Our ModernMom Book Club is a way for our readers to express their thoughts and ideas on things they’ve read, sharing their insights with our community of moms. Join the conversation, and tell us what you thought about this book in the comment section below!
I don’t know about you, but I’m an avid reader of book reviews. Whether it’s the New York Times or O magazine, I’m always reading summaries of new books, writing them down on post it notes and leaving them all over the house so I remember to reserve a copy at my local library. (I used to buy more books and I love supporting other writers. But when my tax accountant saw my outrageous annual book buying bills and compared it to my total income, he suggested kindly that I might want to borrow a few from the library instead.)
Anyway, when I heard about Three Stages of Amazement by Carol Edgarian, I couldn’t wait to read it. My appetite for books on motherhood, parenting and marriage seems to be insatiable. The reviews for this book were great and the story line sounded captivating: “about the fragility of a marriage and the tenuous state of the American Dream.”
There’s more on the book jacket: “Charlie Pepper and Lena Rusch live in San Francisco in a modest pink bungalow they cannot afford…Charlie and Lena grew up believing they could have it all – sex, love, marriage, children, career, brilliance. Now, in early middle age, life has delivered surprises and tests – a stillborn twin, an economic crash, a relentless rival in Charlie’s business and a seductive lover from Lena’s past.”

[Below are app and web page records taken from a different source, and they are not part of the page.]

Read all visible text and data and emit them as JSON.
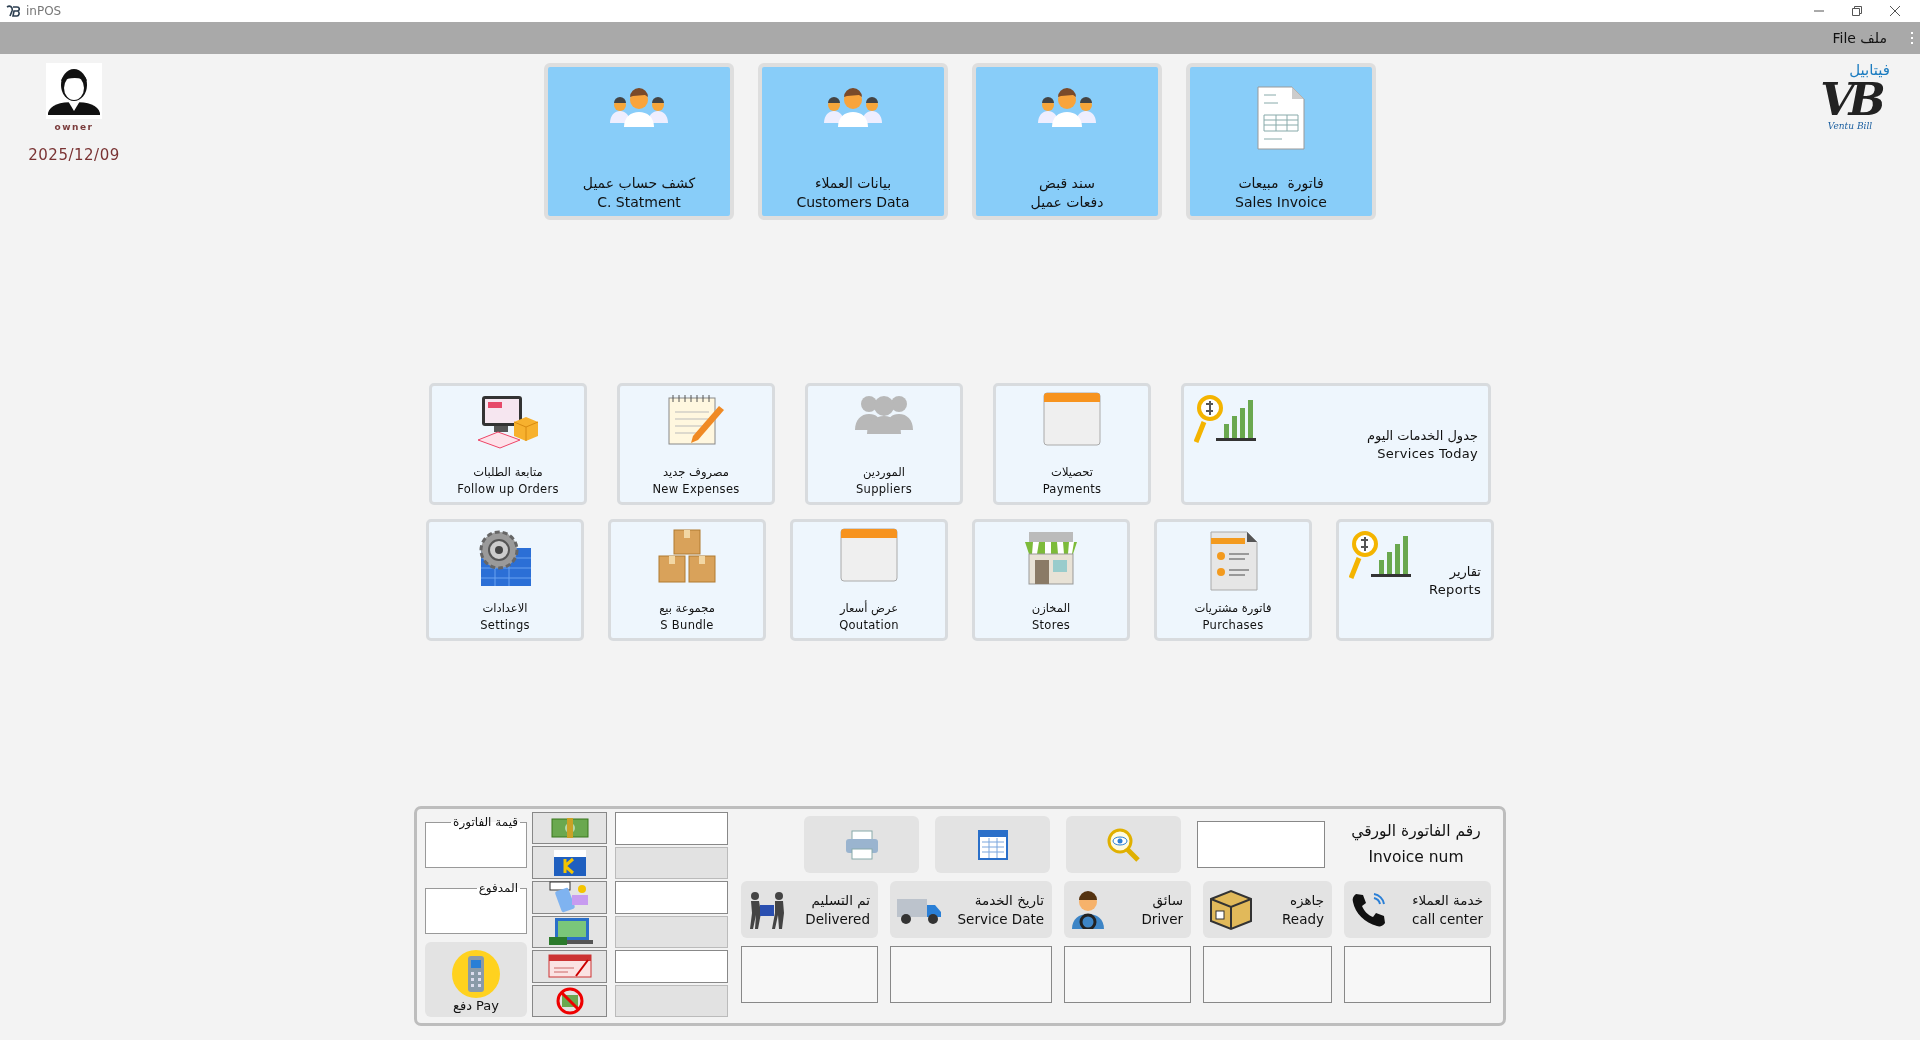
{
  "window": {
    "title": "inPOS"
  },
  "menu_bar": {
    "label": "File ملف"
  },
  "user": {
    "name": "owner",
    "date": "2025/12/09"
  },
  "logo": {
    "arabic": "فيتابيل",
    "letters": "VB",
    "tagline": "Ventu Bill"
  },
  "top_tiles": [
    {
      "lines": [
        "فاتورة  مبيعات",
        "Sales Invoice"
      ]
    },
    {
      "lines": [
        "سند قبض",
        "دفعات عميل"
      ]
    },
    {
      "lines": [
        "بيانات العملاء",
        "Customers Data"
      ]
    },
    {
      "lines": [
        "كشف حساب عميل",
        "C. Statment"
      ]
    }
  ],
  "tile_rows": [
    {
      "tiles": [
        {
          "kind": "banner",
          "lines": [
            "جدول الخدمات اليوم",
            "Services Today"
          ]
        },
        {
          "kind": "stacked",
          "lines": [
            "تحصيلات",
            "Payments"
          ]
        },
        {
          "kind": "stacked",
          "lines": [
            "الموردين",
            "Suppliers"
          ]
        },
        {
          "kind": "stacked",
          "lines": [
            "مصروف جديد",
            "New Expenses"
          ]
        },
        {
          "kind": "stacked",
          "lines": [
            "متابعة الطلبات",
            "Follow up Orders"
          ]
        }
      ]
    },
    {
      "tiles": [
        {
          "kind": "side",
          "lines": [
            "تقارير",
            "Reports"
          ]
        },
        {
          "kind": "stacked",
          "lines": [
            "فاتورة مشتريات",
            "Purchases"
          ]
        },
        {
          "kind": "stacked",
          "lines": [
            "المخازن",
            "Stores"
          ]
        },
        {
          "kind": "stacked",
          "lines": [
            "عرض أسعار",
            "Qoutation"
          ]
        },
        {
          "kind": "stacked",
          "lines": [
            "مجموعة بيع",
            "S Bundle"
          ]
        },
        {
          "kind": "stacked",
          "lines": [
            "الاعدادات",
            "Settings"
          ]
        }
      ]
    }
  ],
  "panel": {
    "invoice_value": {
      "label": "قيمة الفاتورة"
    },
    "paid": {
      "label": "المدفوع"
    },
    "pay_button": {
      "label": "دفع Pay"
    },
    "payment_fields": [
      {
        "disabled": false
      },
      {
        "disabled": true
      },
      {
        "disabled": false
      },
      {
        "disabled": true
      },
      {
        "disabled": false
      },
      {
        "disabled": true
      }
    ],
    "invoice_num": {
      "lines": [
        "رقم الفاتورة الورقي",
        "Invoice num"
      ]
    },
    "status_buttons": [
      {
        "lines": [
          "خدمة العملاء",
          "call center"
        ]
      },
      {
        "lines": [
          "جاهزه",
          "Ready"
        ]
      },
      {
        "lines": [
          "سائق",
          "Driver"
        ]
      },
      {
        "lines": [
          "تاريخ الخدمة",
          "Service Date"
        ]
      },
      {
        "lines": [
          "تم التسليم",
          "Delivered"
        ]
      }
    ]
  }
}
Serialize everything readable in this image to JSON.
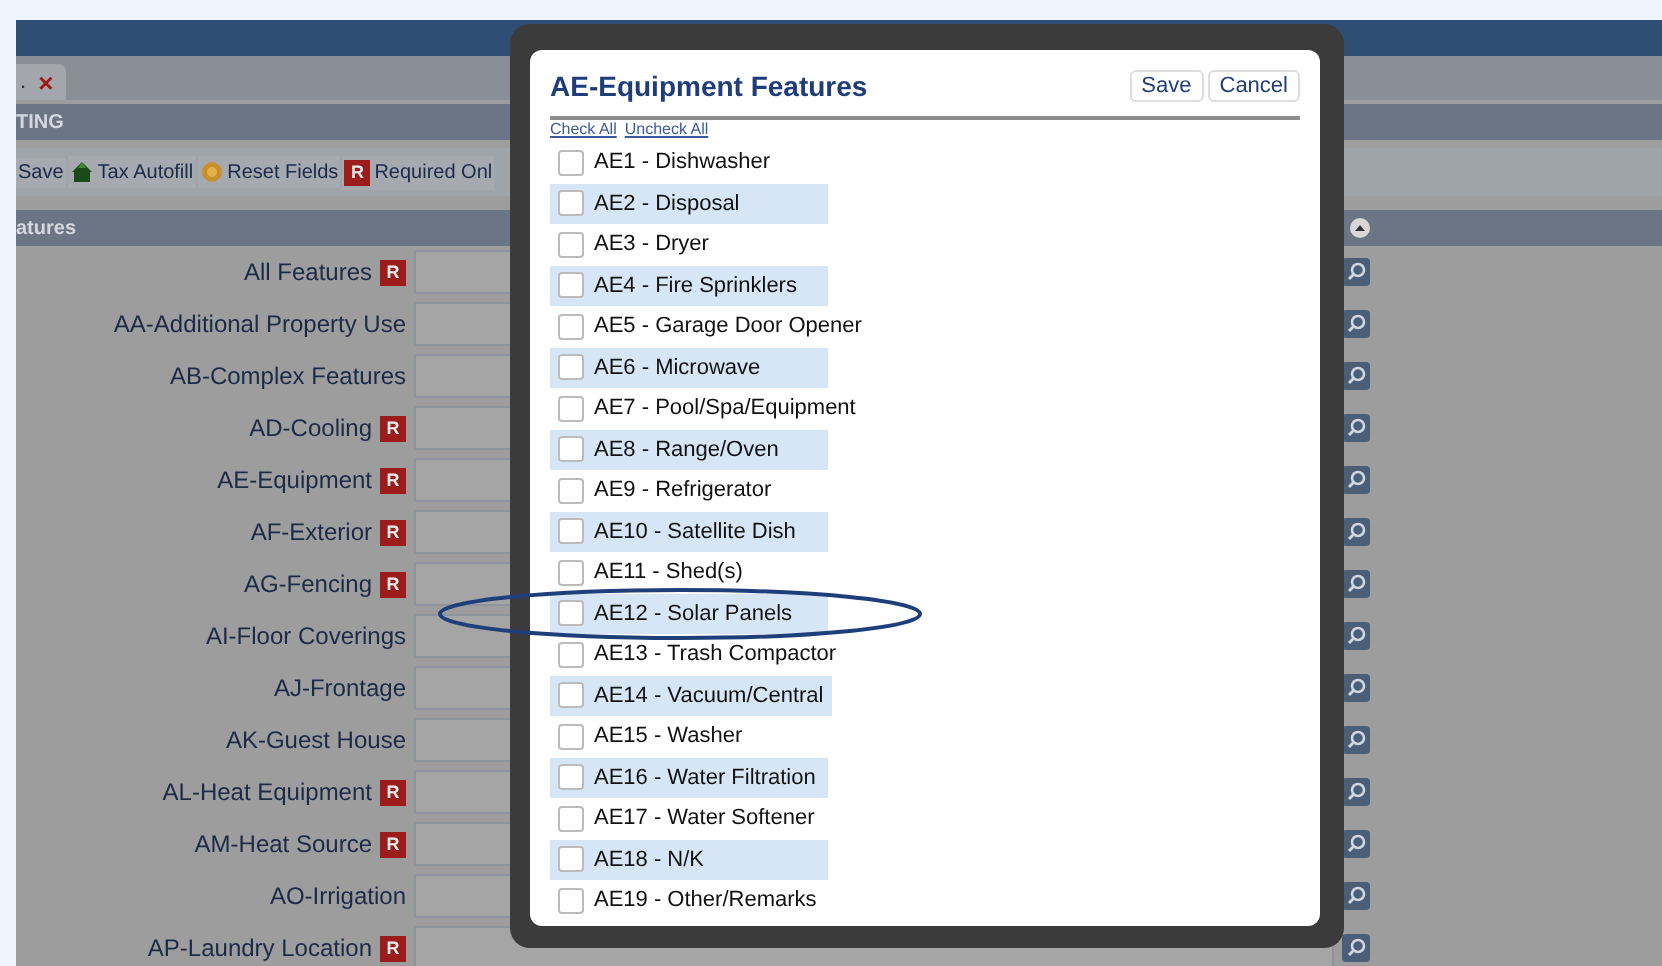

You want to read it, right? I wanted to read it. I wanted to like it. I really did. But the author never hooked me and I didn’t care much about the characters ((until the very, very end). Part of the problem was that the point of view kept shifting – there were chapters written from the point of view of their 5-year-old child and another from the ex-lover. It was distracting and seemed unfocused.
Also, she writes about Obama when he’s still in office and about the economic recession and she even mentions Adele! I mean, she must have published this pretty fast. How is it possible to get a deal, write a novel and get published within 3 years? That seems remarkable. But it does make the book very current and it did feel as though I was reading about something that could have happened to my neighbors. So that was cool. Mystifying, but cool.
All in all – I won’t be recommending this book or singing its praises from the roof top. But there are some redeeming parts and some beautiful passages about marriage and motherhood. Like this one:
“Even after the wedding they still believed that marriage was a flexible, romantic sort of agreement, which they would shape and polish over time. It was not. Marriage was a stone on which far tougher than the likes of Charlie and Lena had been shaped and polished unto vapor and salt.”
I loved the part when Lena’s mom offers to take the kids for the weekend so she can get away with her husband for some much-needed R&R and it all goes wrong. I loved the ending and the very real and painful conversations Lena had with her mother and her dying father about love and loss and family.
And in the end, I loved Lena, an overwhelmed stay-at-home mom with serious marital problems, an overly precocious son and a baby girl who is frequently in and out of the hospital with serious health issues. At heart, she is all of us – constantly questioning her choices when it comes to spouse, career and family and because of her insecurities, making many mistakes along the way.
I won’t give away the ending, in case any of you end up reading this book. It’s almost worth the effort of getting there. Almost.
Next Month’s Book: The Hand That First Held Mine
Cori Howard is the editor of Between Interruptions: Thirty Women Tell the Truth about Motherhood, an anthology of personal essays on the transformative process of becoming mothers. In her book, you can read honest and emotional accounts of how having children has affected our marriages, our careers, our friendships, our identities and our deepest selves. She’s also the founder of The Momoir Project, an online writing centre. The Momoir Project connects mothers from around the world and teaches them how to write their own stories – before they forget. Many of her students have said it’s better – and cheaper – than therapy. Check out the Momoir community blog, written by Cori and her students, about the day-to-day struggles of modern motherhood.